─── Source data ───

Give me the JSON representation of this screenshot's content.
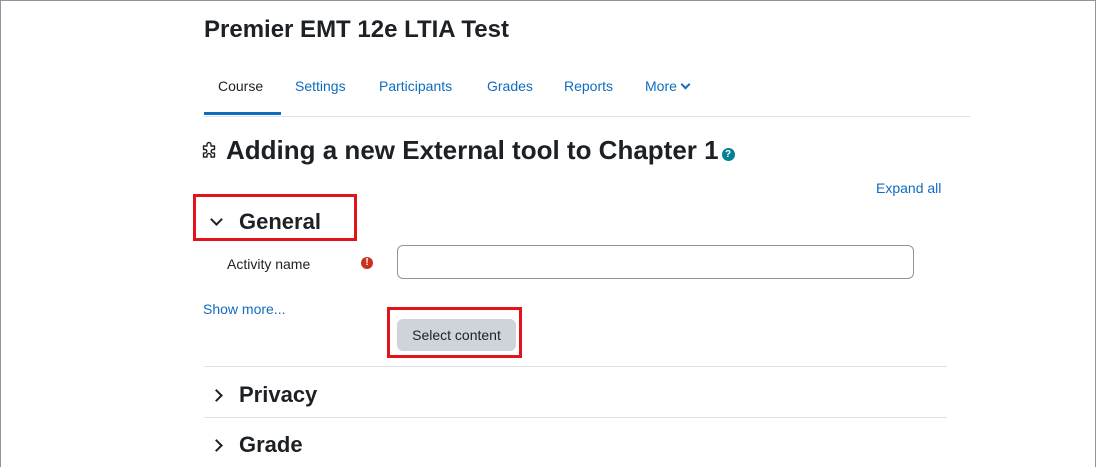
{
  "course": {
    "title": "Premier EMT 12e LTIA Test"
  },
  "nav": {
    "items": [
      {
        "label": "Course",
        "active": true
      },
      {
        "label": "Settings"
      },
      {
        "label": "Participants"
      },
      {
        "label": "Grades"
      },
      {
        "label": "Reports"
      },
      {
        "label": "More"
      }
    ]
  },
  "page": {
    "heading": "Adding a new External tool to Chapter 1",
    "heading_icon": "puzzle-icon",
    "help_icon": "question-icon",
    "expand_all": "Expand all"
  },
  "sections": {
    "general": {
      "label": "General",
      "expanded": true
    },
    "privacy": {
      "label": "Privacy",
      "expanded": false
    },
    "grade": {
      "label": "Grade",
      "expanded": false
    }
  },
  "form": {
    "activity_name_label": "Activity name",
    "activity_name_value": "",
    "required_icon": "!",
    "show_more": "Show more...",
    "select_content": "Select content"
  },
  "colors": {
    "link": "#0f6cbf",
    "highlight": "#e3131b",
    "required": "#ca3120",
    "help": "#008196",
    "button_bg": "#ced4da"
  }
}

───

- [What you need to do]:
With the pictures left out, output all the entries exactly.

- [Problem solution]:
Give me the JSON representation of this screenshot's content.
{
  "course": {
    "title": "Premier EMT 12e LTIA Test"
  },
  "nav": {
    "items": [
      {
        "label": "Course",
        "active": true
      },
      {
        "label": "Settings"
      },
      {
        "label": "Participants"
      },
      {
        "label": "Grades"
      },
      {
        "label": "Reports"
      },
      {
        "label": "More"
      }
    ]
  },
  "page": {
    "heading": "Adding a new External tool to Chapter 1",
    "heading_icon": "puzzle-icon",
    "help_icon": "question-icon",
    "expand_all": "Expand all"
  },
  "sections": {
    "general": {
      "label": "General",
      "expanded": true
    },
    "privacy": {
      "label": "Privacy",
      "expanded": false
    },
    "grade": {
      "label": "Grade",
      "expanded": false
    }
  },
  "form": {
    "activity_name_label": "Activity name",
    "activity_name_value": "",
    "required_icon": "!",
    "show_more": "Show more...",
    "select_content": "Select content"
  },
  "colors": {
    "link": "#0f6cbf",
    "highlight": "#e3131b",
    "required": "#ca3120",
    "help": "#008196",
    "button_bg": "#ced4da"
  }
}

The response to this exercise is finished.